Task
All of the data is to be copied word for word.

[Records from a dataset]
# # # # # # #

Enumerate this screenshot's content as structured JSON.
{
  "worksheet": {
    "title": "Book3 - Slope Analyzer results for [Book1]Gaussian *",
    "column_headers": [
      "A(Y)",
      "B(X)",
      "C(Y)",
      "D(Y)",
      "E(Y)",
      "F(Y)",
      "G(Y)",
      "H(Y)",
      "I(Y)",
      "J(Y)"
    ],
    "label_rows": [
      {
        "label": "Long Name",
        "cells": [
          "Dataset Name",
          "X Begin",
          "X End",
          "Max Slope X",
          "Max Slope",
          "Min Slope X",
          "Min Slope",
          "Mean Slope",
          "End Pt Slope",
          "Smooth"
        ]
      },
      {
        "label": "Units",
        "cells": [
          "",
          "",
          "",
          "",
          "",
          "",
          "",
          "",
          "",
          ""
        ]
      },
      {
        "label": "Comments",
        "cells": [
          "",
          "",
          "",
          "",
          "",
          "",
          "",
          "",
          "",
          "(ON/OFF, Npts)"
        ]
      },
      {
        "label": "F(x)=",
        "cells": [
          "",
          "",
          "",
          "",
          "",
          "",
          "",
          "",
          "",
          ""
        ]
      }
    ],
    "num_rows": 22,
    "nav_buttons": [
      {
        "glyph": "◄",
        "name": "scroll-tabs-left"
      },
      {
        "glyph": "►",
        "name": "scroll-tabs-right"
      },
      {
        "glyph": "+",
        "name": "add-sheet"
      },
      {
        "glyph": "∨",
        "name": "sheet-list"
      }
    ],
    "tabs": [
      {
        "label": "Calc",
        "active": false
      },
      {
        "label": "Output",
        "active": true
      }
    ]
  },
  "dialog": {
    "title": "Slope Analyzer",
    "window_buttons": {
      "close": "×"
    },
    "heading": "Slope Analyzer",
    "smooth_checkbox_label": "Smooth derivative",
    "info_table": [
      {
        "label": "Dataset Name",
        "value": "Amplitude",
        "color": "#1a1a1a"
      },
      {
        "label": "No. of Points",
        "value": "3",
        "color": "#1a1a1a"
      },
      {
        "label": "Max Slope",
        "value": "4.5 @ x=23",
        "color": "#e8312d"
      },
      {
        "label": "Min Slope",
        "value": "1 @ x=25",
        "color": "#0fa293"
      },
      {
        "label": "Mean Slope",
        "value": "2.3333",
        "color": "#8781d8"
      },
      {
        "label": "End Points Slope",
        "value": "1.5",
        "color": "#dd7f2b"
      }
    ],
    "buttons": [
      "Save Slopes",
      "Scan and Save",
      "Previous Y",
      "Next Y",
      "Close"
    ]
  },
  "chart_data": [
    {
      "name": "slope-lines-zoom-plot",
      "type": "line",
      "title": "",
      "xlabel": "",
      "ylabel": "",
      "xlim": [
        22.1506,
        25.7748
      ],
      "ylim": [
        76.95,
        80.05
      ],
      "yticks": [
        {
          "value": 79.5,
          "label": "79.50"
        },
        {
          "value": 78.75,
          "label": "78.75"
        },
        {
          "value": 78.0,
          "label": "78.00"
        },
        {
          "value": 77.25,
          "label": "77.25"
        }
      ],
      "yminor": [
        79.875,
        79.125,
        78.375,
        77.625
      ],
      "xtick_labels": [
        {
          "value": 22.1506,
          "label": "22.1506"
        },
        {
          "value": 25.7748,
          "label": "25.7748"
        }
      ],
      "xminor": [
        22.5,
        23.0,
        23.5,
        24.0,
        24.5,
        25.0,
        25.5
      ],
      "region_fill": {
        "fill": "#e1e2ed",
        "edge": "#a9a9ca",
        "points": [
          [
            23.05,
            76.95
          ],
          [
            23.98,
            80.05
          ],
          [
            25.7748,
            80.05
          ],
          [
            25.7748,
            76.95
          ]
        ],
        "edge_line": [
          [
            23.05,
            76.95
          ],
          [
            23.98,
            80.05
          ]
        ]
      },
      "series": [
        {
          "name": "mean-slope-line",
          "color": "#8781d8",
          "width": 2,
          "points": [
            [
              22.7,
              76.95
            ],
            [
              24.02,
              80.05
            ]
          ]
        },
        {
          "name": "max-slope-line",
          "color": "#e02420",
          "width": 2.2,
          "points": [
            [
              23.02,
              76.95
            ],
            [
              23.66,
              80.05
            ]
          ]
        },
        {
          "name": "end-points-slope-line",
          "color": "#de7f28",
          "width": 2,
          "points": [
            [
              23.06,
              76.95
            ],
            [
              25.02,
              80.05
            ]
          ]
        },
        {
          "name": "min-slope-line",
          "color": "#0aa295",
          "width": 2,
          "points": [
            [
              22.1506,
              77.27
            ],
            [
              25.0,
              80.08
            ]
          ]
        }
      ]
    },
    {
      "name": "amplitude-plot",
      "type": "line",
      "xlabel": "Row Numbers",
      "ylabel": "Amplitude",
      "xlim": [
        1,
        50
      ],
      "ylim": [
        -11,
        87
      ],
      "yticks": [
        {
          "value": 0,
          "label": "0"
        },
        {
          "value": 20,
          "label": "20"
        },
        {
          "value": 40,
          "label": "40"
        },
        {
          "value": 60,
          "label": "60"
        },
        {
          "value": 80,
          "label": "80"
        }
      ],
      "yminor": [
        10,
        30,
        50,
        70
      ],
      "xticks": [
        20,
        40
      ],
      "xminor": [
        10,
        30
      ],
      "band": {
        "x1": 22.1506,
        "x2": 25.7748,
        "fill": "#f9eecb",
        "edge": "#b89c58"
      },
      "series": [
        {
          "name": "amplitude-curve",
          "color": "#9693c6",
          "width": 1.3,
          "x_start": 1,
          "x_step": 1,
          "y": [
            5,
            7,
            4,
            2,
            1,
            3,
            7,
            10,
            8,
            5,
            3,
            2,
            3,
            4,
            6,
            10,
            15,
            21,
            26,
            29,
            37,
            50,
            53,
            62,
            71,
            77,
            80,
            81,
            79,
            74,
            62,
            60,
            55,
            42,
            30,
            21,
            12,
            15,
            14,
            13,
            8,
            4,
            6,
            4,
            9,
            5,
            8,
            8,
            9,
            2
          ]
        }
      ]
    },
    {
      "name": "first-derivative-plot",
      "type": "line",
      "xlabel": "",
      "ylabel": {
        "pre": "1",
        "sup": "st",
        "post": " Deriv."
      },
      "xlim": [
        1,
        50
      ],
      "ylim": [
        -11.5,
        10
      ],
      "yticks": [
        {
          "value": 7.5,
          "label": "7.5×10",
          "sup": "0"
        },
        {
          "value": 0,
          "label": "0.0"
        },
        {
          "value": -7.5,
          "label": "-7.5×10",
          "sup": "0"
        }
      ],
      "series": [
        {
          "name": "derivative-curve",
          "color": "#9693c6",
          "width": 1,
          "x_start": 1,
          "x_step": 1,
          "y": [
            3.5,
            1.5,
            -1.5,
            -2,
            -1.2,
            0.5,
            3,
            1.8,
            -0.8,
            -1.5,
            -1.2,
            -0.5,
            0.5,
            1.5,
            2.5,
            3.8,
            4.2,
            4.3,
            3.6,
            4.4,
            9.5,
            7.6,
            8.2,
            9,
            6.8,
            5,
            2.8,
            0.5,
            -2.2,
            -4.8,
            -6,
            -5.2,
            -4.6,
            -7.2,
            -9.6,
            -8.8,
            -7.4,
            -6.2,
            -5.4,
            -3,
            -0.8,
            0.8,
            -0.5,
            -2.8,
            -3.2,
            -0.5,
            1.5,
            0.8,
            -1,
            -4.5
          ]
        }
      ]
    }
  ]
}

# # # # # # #

Exercise response
Enumerate this screenshot's content as structured JSON.
{
  "worksheet": {
    "title": "Book3 - Slope Analyzer results for [Book1]Gaussian *",
    "column_headers": [
      "A(Y)",
      "B(X)",
      "C(Y)",
      "D(Y)",
      "E(Y)",
      "F(Y)",
      "G(Y)",
      "H(Y)",
      "I(Y)",
      "J(Y)"
    ],
    "label_rows": [
      {
        "label": "Long Name",
        "cells": [
          "Dataset Name",
          "X Begin",
          "X End",
          "Max Slope X",
          "Max Slope",
          "Min Slope X",
          "Min Slope",
          "Mean Slope",
          "End Pt Slope",
          "Smooth"
        ]
      },
      {
        "label": "Units",
        "cells": [
          "",
          "",
          "",
          "",
          "",
          "",
          "",
          "",
          "",
          ""
        ]
      },
      {
        "label": "Comments",
        "cells": [
          "",
          "",
          "",
          "",
          "",
          "",
          "",
          "",
          "",
          "(ON/OFF, Npts)"
        ]
      },
      {
        "label": "F(x)=",
        "cells": [
          "",
          "",
          "",
          "",
          "",
          "",
          "",
          "",
          "",
          ""
        ]
      }
    ],
    "num_rows": 22,
    "nav_buttons": [
      {
        "glyph": "◄",
        "name": "scroll-tabs-left"
      },
      {
        "glyph": "►",
        "name": "scroll-tabs-right"
      },
      {
        "glyph": "+",
        "name": "add-sheet"
      },
      {
        "glyph": "∨",
        "name": "sheet-list"
      }
    ],
    "tabs": [
      {
        "label": "Calc",
        "active": false
      },
      {
        "label": "Output",
        "active": true
      }
    ]
  },
  "dialog": {
    "title": "Slope Analyzer",
    "window_buttons": {
      "close": "×"
    },
    "heading": "Slope Analyzer",
    "smooth_checkbox_label": "Smooth derivative",
    "info_table": [
      {
        "label": "Dataset Name",
        "value": "Amplitude",
        "color": "#1a1a1a"
      },
      {
        "label": "No. of Points",
        "value": "3",
        "color": "#1a1a1a"
      },
      {
        "label": "Max Slope",
        "value": "4.5 @ x=23",
        "color": "#e8312d"
      },
      {
        "label": "Min Slope",
        "value": "1 @ x=25",
        "color": "#0fa293"
      },
      {
        "label": "Mean Slope",
        "value": "2.3333",
        "color": "#8781d8"
      },
      {
        "label": "End Points Slope",
        "value": "1.5",
        "color": "#dd7f2b"
      }
    ],
    "buttons": [
      "Save Slopes",
      "Scan and Save",
      "Previous Y",
      "Next Y",
      "Close"
    ]
  },
  "chart_data": [
    {
      "name": "slope-lines-zoom-plot",
      "type": "line",
      "title": "",
      "xlabel": "",
      "ylabel": "",
      "xlim": [
        22.1506,
        25.7748
      ],
      "ylim": [
        76.95,
        80.05
      ],
      "yticks": [
        {
          "value": 79.5,
          "label": "79.50"
        },
        {
          "value": 78.75,
          "label": "78.75"
        },
        {
          "value": 78.0,
          "label": "78.00"
        },
        {
          "value": 77.25,
          "label": "77.25"
        }
      ],
      "yminor": [
        79.875,
        79.125,
        78.375,
        77.625
      ],
      "xtick_labels": [
        {
          "value": 22.1506,
          "label": "22.1506"
        },
        {
          "value": 25.7748,
          "label": "25.7748"
        }
      ],
      "xminor": [
        22.5,
        23.0,
        23.5,
        24.0,
        24.5,
        25.0,
        25.5
      ],
      "region_fill": {
        "fill": "#e1e2ed",
        "edge": "#a9a9ca",
        "points": [
          [
            23.05,
            76.95
          ],
          [
            23.98,
            80.05
          ],
          [
            25.7748,
            80.05
          ],
          [
            25.7748,
            76.95
          ]
        ],
        "edge_line": [
          [
            23.05,
            76.95
          ],
          [
            23.98,
            80.05
          ]
        ]
      },
      "series": [
        {
          "name": "mean-slope-line",
          "color": "#8781d8",
          "width": 2,
          "points": [
            [
              22.7,
              76.95
            ],
            [
              24.02,
              80.05
            ]
          ]
        },
        {
          "name": "max-slope-line",
          "color": "#e02420",
          "width": 2.2,
          "points": [
            [
              23.02,
              76.95
            ],
            [
              23.66,
              80.05
            ]
          ]
        },
        {
          "name": "end-points-slope-line",
          "color": "#de7f28",
          "width": 2,
          "points": [
            [
              23.06,
              76.95
            ],
            [
              25.02,
              80.05
            ]
          ]
        },
        {
          "name": "min-slope-line",
          "color": "#0aa295",
          "width": 2,
          "points": [
            [
              22.1506,
              77.27
            ],
            [
              25.0,
              80.08
            ]
          ]
        }
      ]
    },
    {
      "name": "amplitude-plot",
      "type": "line",
      "xlabel": "Row Numbers",
      "ylabel": "Amplitude",
      "xlim": [
        1,
        50
      ],
      "ylim": [
        -11,
        87
      ],
      "yticks": [
        {
          "value": 0,
          "label": "0"
        },
        {
          "value": 20,
          "label": "20"
        },
        {
          "value": 40,
          "label": "40"
        },
        {
          "value": 60,
          "label": "60"
        },
        {
          "value": 80,
          "label": "80"
        }
      ],
      "yminor": [
        10,
        30,
        50,
        70
      ],
      "xticks": [
        20,
        40
      ],
      "xminor": [
        10,
        30
      ],
      "band": {
        "x1": 22.1506,
        "x2": 25.7748,
        "fill": "#f9eecb",
        "edge": "#b89c58"
      },
      "series": [
        {
          "name": "amplitude-curve",
          "color": "#9693c6",
          "width": 1.3,
          "x_start": 1,
          "x_step": 1,
          "y": [
            5,
            7,
            4,
            2,
            1,
            3,
            7,
            10,
            8,
            5,
            3,
            2,
            3,
            4,
            6,
            10,
            15,
            21,
            26,
            29,
            37,
            50,
            53,
            62,
            71,
            77,
            80,
            81,
            79,
            74,
            62,
            60,
            55,
            42,
            30,
            21,
            12,
            15,
            14,
            13,
            8,
            4,
            6,
            4,
            9,
            5,
            8,
            8,
            9,
            2
          ]
        }
      ]
    },
    {
      "name": "first-derivative-plot",
      "type": "line",
      "xlabel": "",
      "ylabel": {
        "pre": "1",
        "sup": "st",
        "post": " Deriv."
      },
      "xlim": [
        1,
        50
      ],
      "ylim": [
        -11.5,
        10
      ],
      "yticks": [
        {
          "value": 7.5,
          "label": "7.5×10",
          "sup": "0"
        },
        {
          "value": 0,
          "label": "0.0"
        },
        {
          "value": -7.5,
          "label": "-7.5×10",
          "sup": "0"
        }
      ],
      "series": [
        {
          "name": "derivative-curve",
          "color": "#9693c6",
          "width": 1,
          "x_start": 1,
          "x_step": 1,
          "y": [
            3.5,
            1.5,
            -1.5,
            -2,
            -1.2,
            0.5,
            3,
            1.8,
            -0.8,
            -1.5,
            -1.2,
            -0.5,
            0.5,
            1.5,
            2.5,
            3.8,
            4.2,
            4.3,
            3.6,
            4.4,
            9.5,
            7.6,
            8.2,
            9,
            6.8,
            5,
            2.8,
            0.5,
            -2.2,
            -4.8,
            -6,
            -5.2,
            -4.6,
            -7.2,
            -9.6,
            -8.8,
            -7.4,
            -6.2,
            -5.4,
            -3,
            -0.8,
            0.8,
            -0.5,
            -2.8,
            -3.2,
            -0.5,
            1.5,
            0.8,
            -1,
            -4.5
          ]
        }
      ]
    }
  ]
}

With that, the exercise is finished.